This June 21, 2021 is the national 25th anniversary of celebrating the heritage, diverse cultures and outstanding achievements of First Nations, Inuit and Métis peoples! Celebrate National Indigenous Peoples Day by taking advantage of the variety of resources available at your Library.
Over the last several years, TBPL has been working on creating and expanding each of our four Indigenous Knowledge Centers (IKCs). This collection is made up entirely of authentic resources, written or created by Indigenous people, and has something for everyone to learn from and enjoy.
We have a children’s IKC collection that can help to celebrate Indigenous culture and Indigenous heroes in ways suitable for younger readers. A perfect example of this is Go Show The World: A Celebration of Indigenous Heroes by Wab Kinew. This non-fiction title introduces the reader to 13 different heroes and we learn their stories and the impacts that they have made on history. The children’s collection also brings us the fiction title, What’s my Superpower? by Aviaq Johnston, which helps children to see every person’s best quality, or their superpower, in other words.
In the young adult fiction section of our IKCs you can find He Who Dreams by Melanie Florence. It is the story of John, an athlete, who secretly desires to be a powwow dancer. John’s story leads you along his path of discovery as a teenager, while he finds balance with extra-curricular activities and time to honour the traditions of his culture and heritage.
In the adult collection of the IKC you will find both fiction and non-fiction books. The non-fiction collections are shelved into different categories, such as First Peoples History, Language Learning, and Biographies. There is a rich assortment of titles to choose from. A biography that recognizes and celebrates the cultural heritage of Indigenous Peoples, titled, We Are Born With The Song Inside Us: Lives and Stories of First Nations People In British Columbia by Katherine Palmer Gordon, shares the stories of 16 young Indigenous people and how they live and express their lives. Another title is the autobiography of the late Northwestern Ontario author, Richard Wagamese, titled One Story, One Song, in which his focus is also on stories. Shared through the lens of his travels, Wagamese shows the reader how stories can have a great impact on our lives and the importance in sharing them with others.
The adult fiction collection has a wide variety of stories to share as well, such as in Birdie by Tracey Lindberg, where we find the story of Birdie and her quest to find herself. Along her journey, we learn how Birdie is able to find the strength and determination required to face the past and change the direction of her life story.
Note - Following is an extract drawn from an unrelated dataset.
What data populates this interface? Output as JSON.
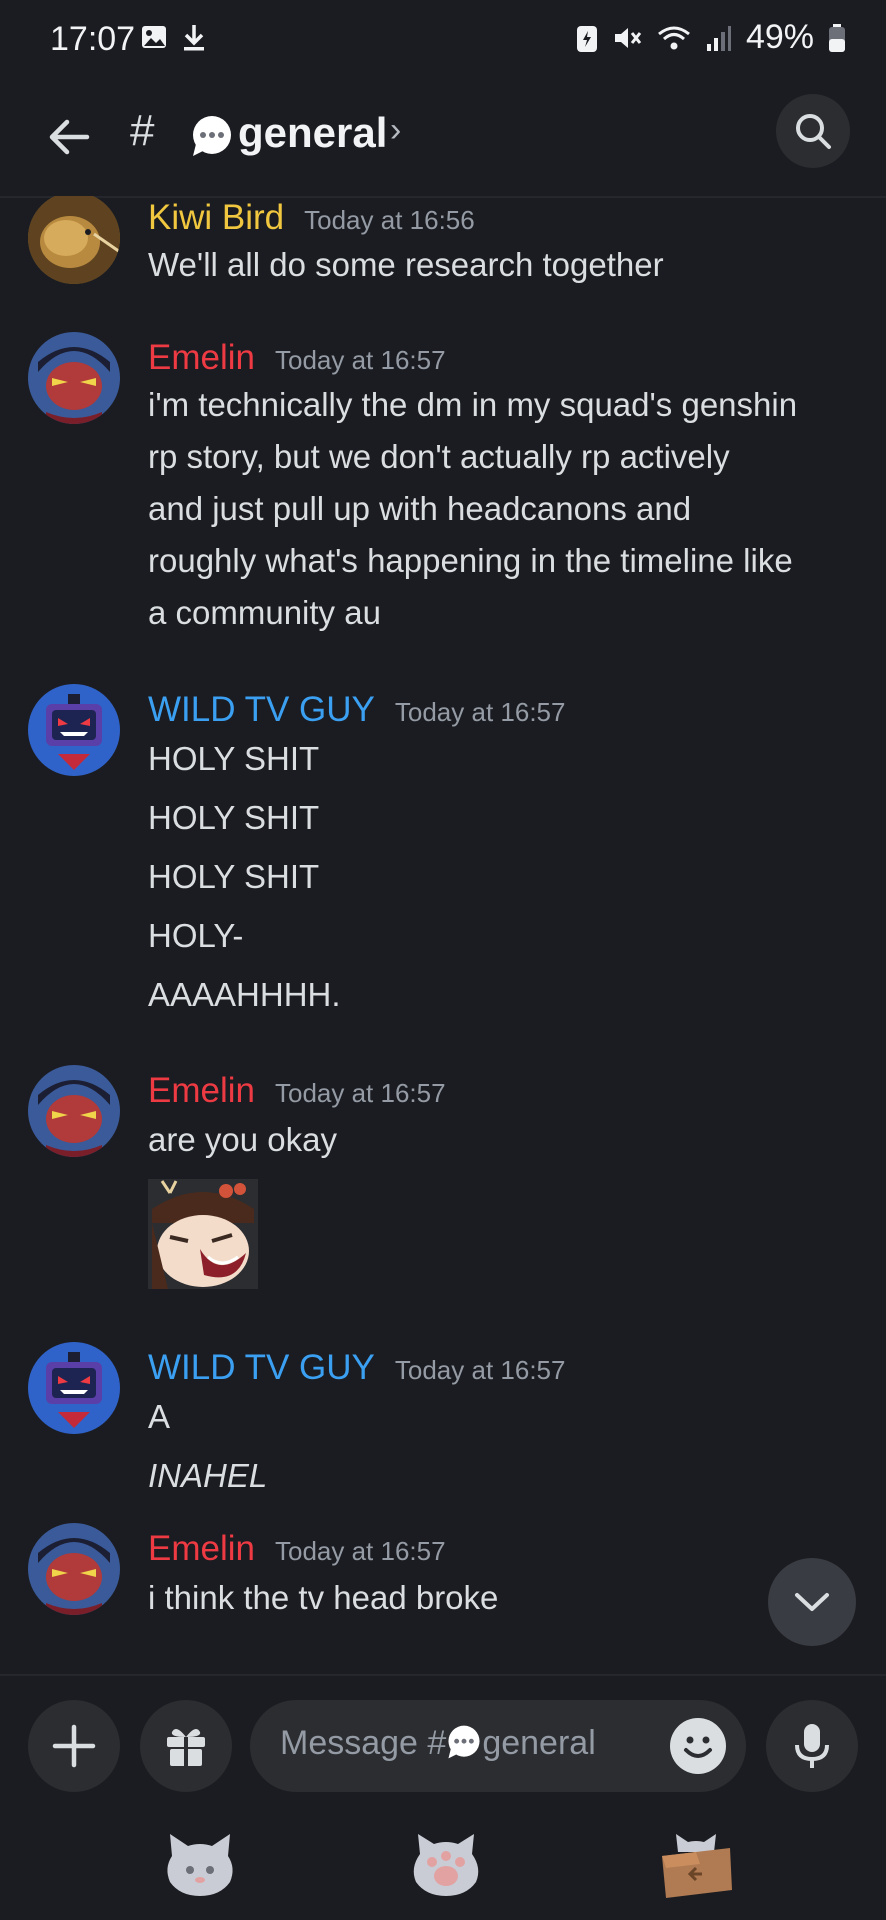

Reading Indigenous stories and celebrating their accomplishments, heritage, and culture, is a great way to celebrate National Indigenous Peoples Day from home. TBPL offers a vast collection of IKC titles to choose from, including our three CloudLibrary shelves, Residential Schools & Intergenerational Trauma, Mazina’iganan (books), and Oshkiniigii (young/adolescent). TBPL is also part of the local National Indigenous People’s Day planning committee, so keep an eye out for any virtual events.
All of these titles and more can be found at the Thunder Bay Public Library. Call us at 345-8275, visit www.tbpl.ca or the CloudLibrary app, to place holds. And, as always, if you need a library card, connect with us by email at firstname.lastname@example.org or call us from Monday to Friday from 10 am to 4 pm and we’ll get you set up.
Vanessa Wdowiak – www.tbpl.ca. If you have a comment about today’s column, we would love to hear from you.